“Guys locked in, trying to get better. We’ve got a lot of young guys so trying to learn new things, including myself. It’s been great, everyone’s been attentive, listening and focused,” he said.
Hollis-Jefferson, despite four years in the league, is one of those young guys. He’s already finding his role within the team.
“It’s a drive-and-kick team,” he said. “Like to get to the rim, definitely like to pass so I definitely can see myself fitting in here.
And they have bunch of a great guys who look to facilitate — Marc (Gasol), Kyle (Lowry), Fred (VanVleet) so I feel like I fit in great here.”
Hollis-Jefferson is a tireless defender as well, which will immediately put him in good stead with Nurse and the veterans on this team who put a premium on defence. At 6-foot-7 — on his best day he jokes — Hollis-Jefferson isn’t exactly a giant in the paint but he is comfortable rebounding in there and getting his offence in there.

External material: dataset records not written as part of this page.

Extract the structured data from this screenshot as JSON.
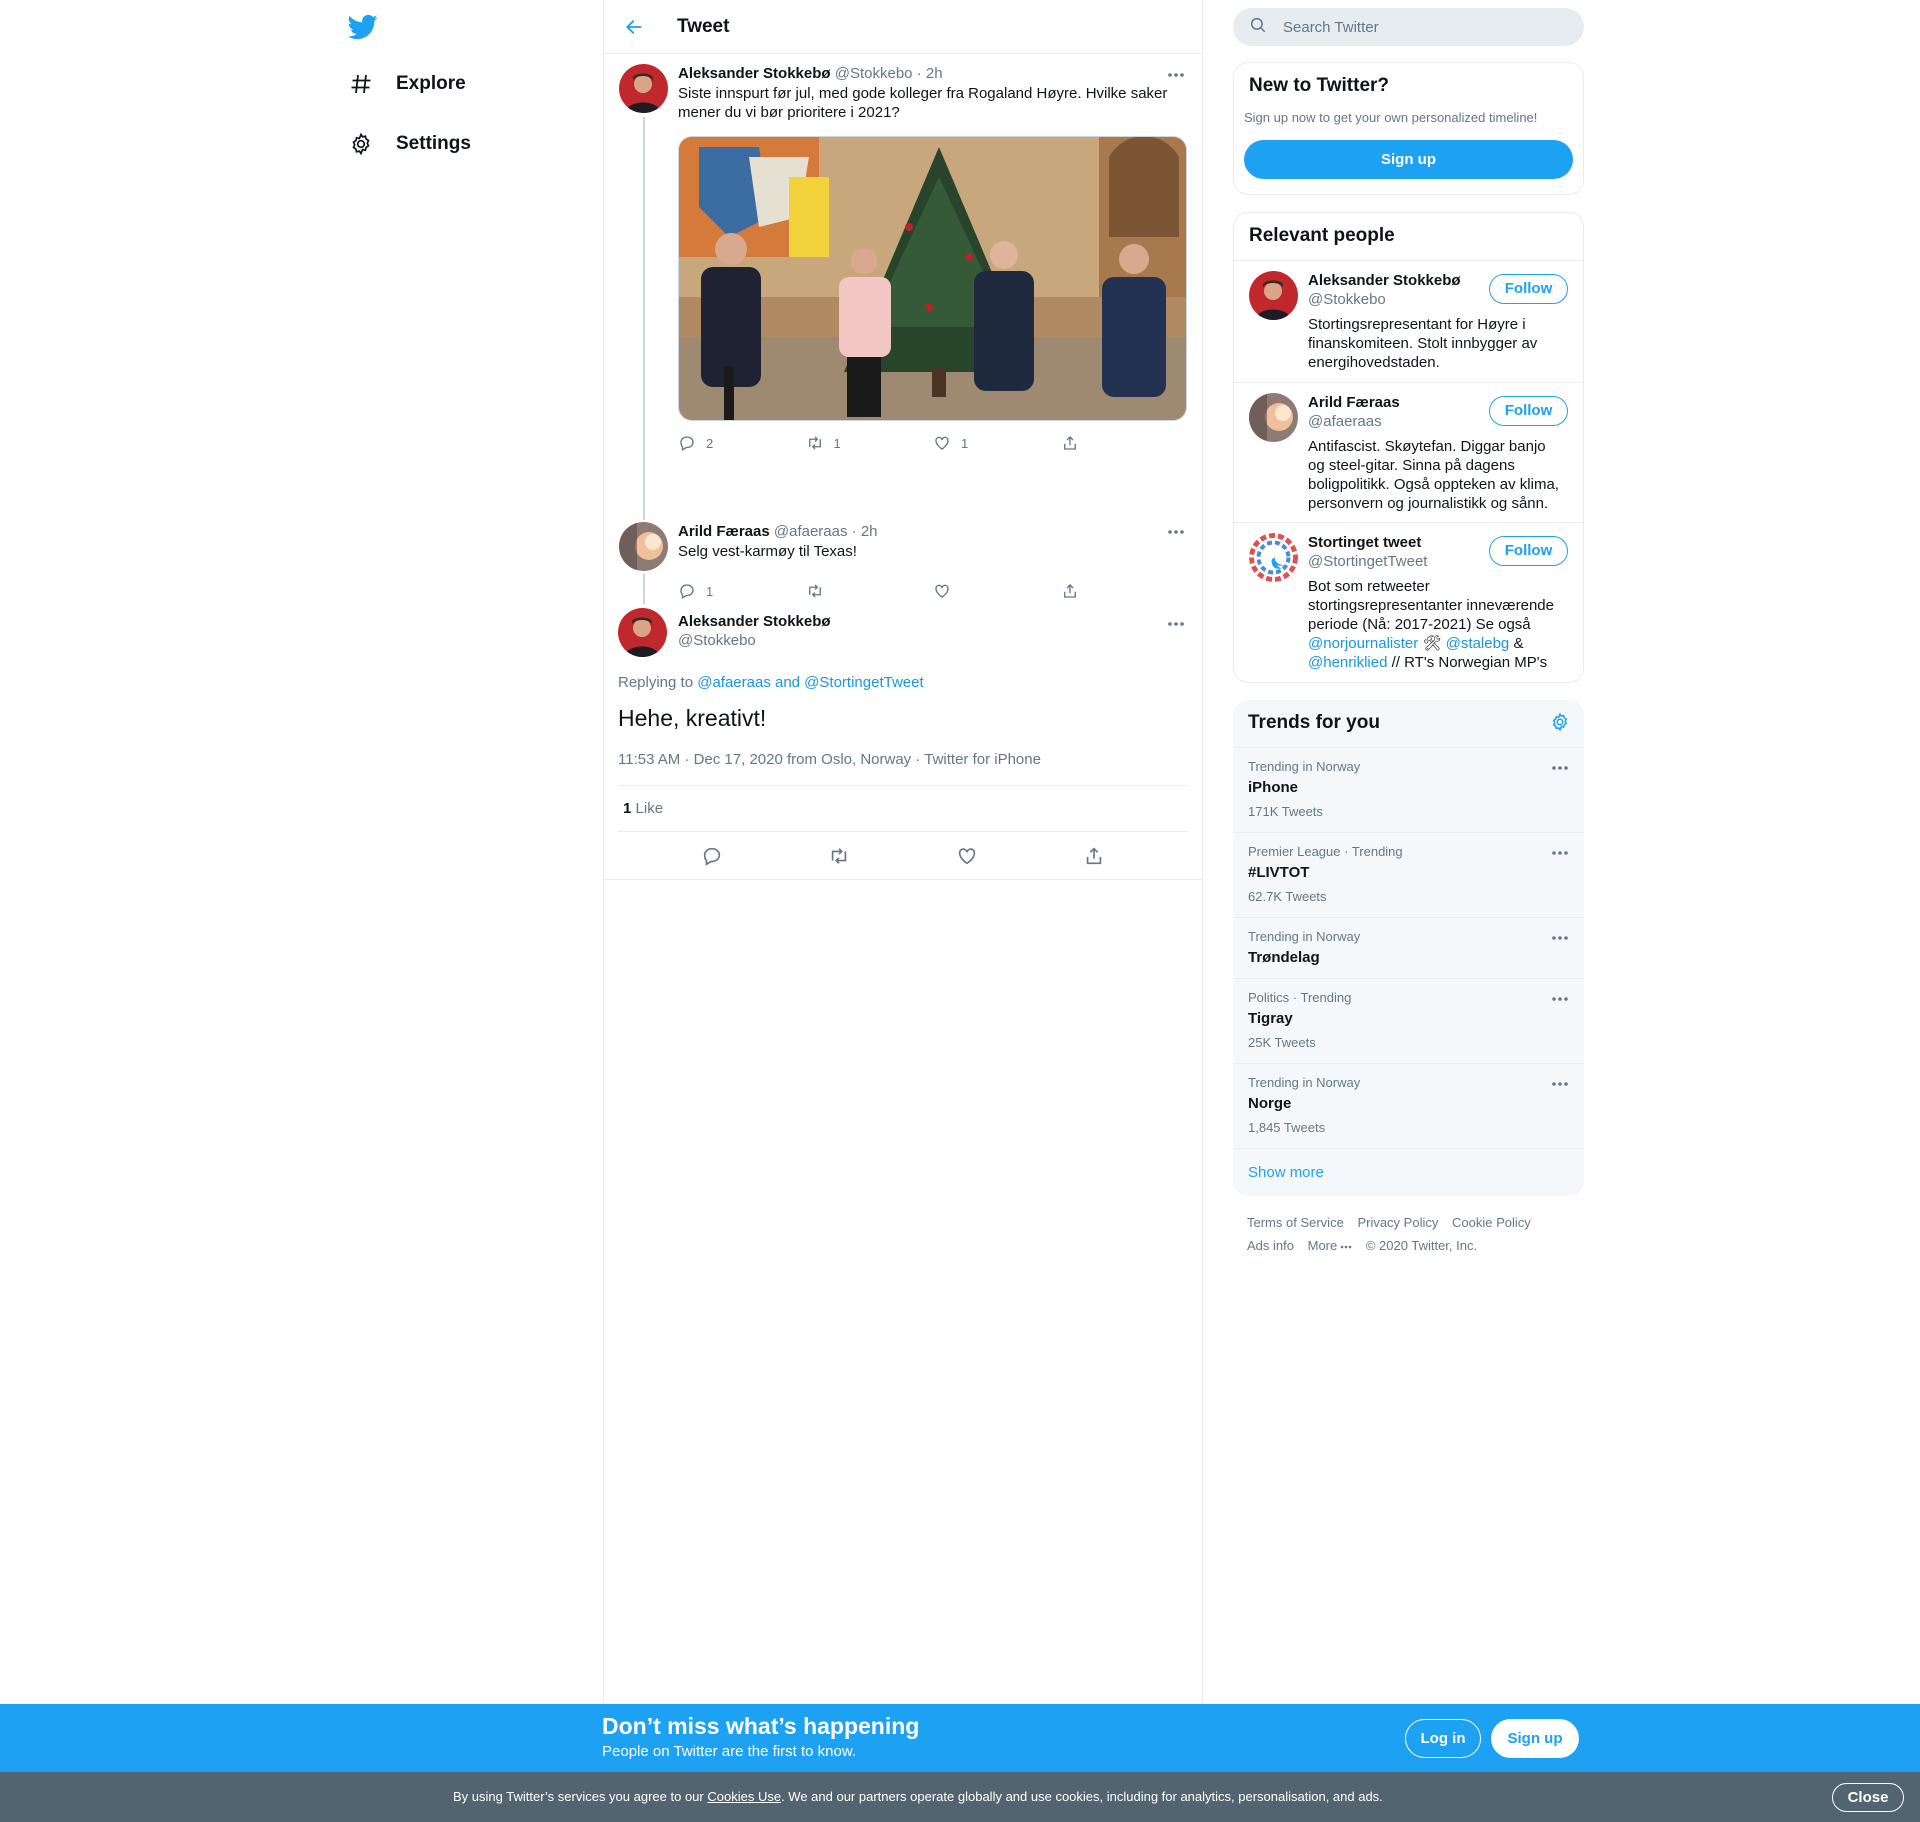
{
  "nav": {
    "explore": "Explore",
    "settings": "Settings"
  },
  "header": {
    "title": "Tweet"
  },
  "thread": [
    {
      "name": "Aleksander Stokkebø",
      "handle": "@Stokkebo",
      "time": "· 2h",
      "text": "Siste innspurt før jul, med gode kolleger fra Rogaland Høyre. Hvilke saker mener du vi bør prioritere i 2021?",
      "replies": "2",
      "retweets": "1",
      "likes": "1"
    },
    {
      "name": "Arild Færaas",
      "handle": "@afaeraas",
      "time": "· 2h",
      "text": "Selg vest-karmøy til Texas!",
      "replies": "1",
      "retweets": "",
      "likes": ""
    }
  ],
  "focus": {
    "name": "Aleksander Stokkebø",
    "handle": "@Stokkebo",
    "replying_prefix": "Replying to ",
    "replying_to": "@afaeraas and @StortingetTweet",
    "text": "Hehe, kreativt!",
    "meta": "11:53 AM · Dec 17, 2020 from Oslo, Norway · Twitter for iPhone",
    "like_count": "1",
    "like_label": "Like"
  },
  "search": {
    "placeholder": "Search Twitter"
  },
  "new_to_twitter": {
    "title": "New to Twitter?",
    "subtitle": "Sign up now to get your own personalized timeline!",
    "button": "Sign up"
  },
  "relevant": {
    "title": "Relevant people",
    "follow_label": "Follow",
    "people": [
      {
        "name": "Aleksander Stokkebø",
        "handle": "@Stokkebo",
        "bio": "Stortingsrepresentant for Høyre i finanskomiteen. Stolt innbygger av energihovedstaden."
      },
      {
        "name": "Arild Færaas",
        "handle": "@afaeraas",
        "bio": "Antifascist. Skøytefan. Diggar banjo og steel-gitar. Sinna på dagens boligpolitikk. Også oppteken av klima, personvern og journalistikk og sånn."
      },
      {
        "name": "Stortinget tweet",
        "handle": "@StortingetTweet",
        "bio_1": "Bot som retweeter stortingsrepresentanter inneværende periode (Nå: 2017-2021) Se også ",
        "mention_1": "@norjournalister",
        "emoji": " 🛠 ",
        "mention_2": "@stalebg",
        "amp": " & ",
        "mention_3": "@henriklied",
        "bio_2": " // RT's Norwegian MP's"
      }
    ]
  },
  "trends": {
    "title": "Trends for you",
    "items": [
      {
        "context": "Trending in Norway",
        "name": "iPhone",
        "count": "171K Tweets"
      },
      {
        "context": "Premier League · Trending",
        "name": "#LIVTOT",
        "count": "62.7K Tweets"
      },
      {
        "context": "Trending in Norway",
        "name": "Trøndelag",
        "count": ""
      },
      {
        "context": "Politics · Trending",
        "name": "Tigray",
        "count": "25K Tweets"
      },
      {
        "context": "Trending in Norway",
        "name": "Norge",
        "count": "1,845 Tweets"
      }
    ],
    "show_more": "Show more"
  },
  "footer": {
    "terms": "Terms of Service",
    "privacy": "Privacy Policy",
    "cookie": "Cookie Policy",
    "ads": "Ads info",
    "more": "More",
    "copyright": "© 2020 Twitter, Inc."
  },
  "bottom_bar": {
    "title": "Don’t miss what’s happening",
    "subtitle": "People on Twitter are the first to know.",
    "login": "Log in",
    "signup": "Sign up"
  },
  "cookie_bar": {
    "prefix": "By using Twitter’s services you agree to our ",
    "link": "Cookies Use",
    "suffix": ". We and our partners operate globally and use cookies, including for analytics, personalisation, and ads.",
    "close": "Close"
  },
  "colors": {
    "accent": "#1da1f2",
    "cookie_bg": "#536471"
  }
}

“Going against bigger guys you have to figure out ways to finish the basketball so that’s something I kind of took from a few player sand I added a little bit of Chester, Pa., in there,” he said with a salute to his roots.
Hollis-Jefferson apparently only stole from left-handers, listing Thad Young, who he played with in Brooklyn and Spurs legend Manu Ginolbili as two guys who he watched and stole some crafty inside moves that he has used to help him overcome any size disadvantage he has when he ventures in there amongst the giants.
With the Raptors, Hollis-Jefferson, barring injuries to the starters, will likely come off the bench most of the time for Nurse. He’s certainly capable of starters but with Gasol, Pascal Siakam and Serge Ibaka ahead of him in the pecking order second unit minutes seem most likely.
Hollis-Jefferson came off the bench in Brooklyn for all but 21 starts a year ago.
But his ability to rebound the basketball against players with more size will be a huge plus for this team that, at least up until last year’s playoff run struggled for too much of the time with rebounding.
RANGE KEEPS EXTENDING
It was midway through the Philadelphia series that Fred VanVleet was struggling to have an impact in games and the decision was made to start launching them from a little further back.
By Game 6 of the NBA Finals, there didn’t feel like a spot from midcourt from which VanVleet couldn’t score.
But that might be a small exaggeration.
Still, VanVleet has just picked up where he left off and was seen practising 30-foot three-pointers before the scrimmage on Thursday.
Shooting steps before the three-point line isn’t something new in Toronto, but until now, it has mostly been reserved for Lowry.
VanVleet, however, throws them up there effortlessly much like Lowry has been doing for a few years now, putting more pressure than ever on defences to extend their coverage area.
Newcomer Matt Thomas also looks like a guy who isn’t going to be afraid to shoot them from long, long distance.
It was a big night for Chris Boucher in Quebec City. The 6’-foot-10” Montreal native is clearly a fan favourite in his home province and he responded with some very big dunks and an aggressive inside game that gave his fans plenty to cheer about. Being a late bloomer, the clock might be ticking a little more for Boucher. He turns 27 in January, but Boucher refuses to get caught up in that. “No, I feel like even last year it was a pivotal year for me,’ he said when asked about the pressure. “It was trying to find a way to get in the league and stay in the league. It could be your first year, fifth year, it doesn’t matter. I think that every day you’ve gotta go there and show what you’re capable of doing, ‘cause you never know what could happen, injuries, trade, last year we saw what happened. So at this point you’ve just gotta play hard every time and show them that you wanna be here.” … To the surprise of no one in Toronto, the Raptors announced Friday they have exercised the fourth-year team option on the rookie scale contract of forward OG Anunoby. He is now signed through the 2020-21 season.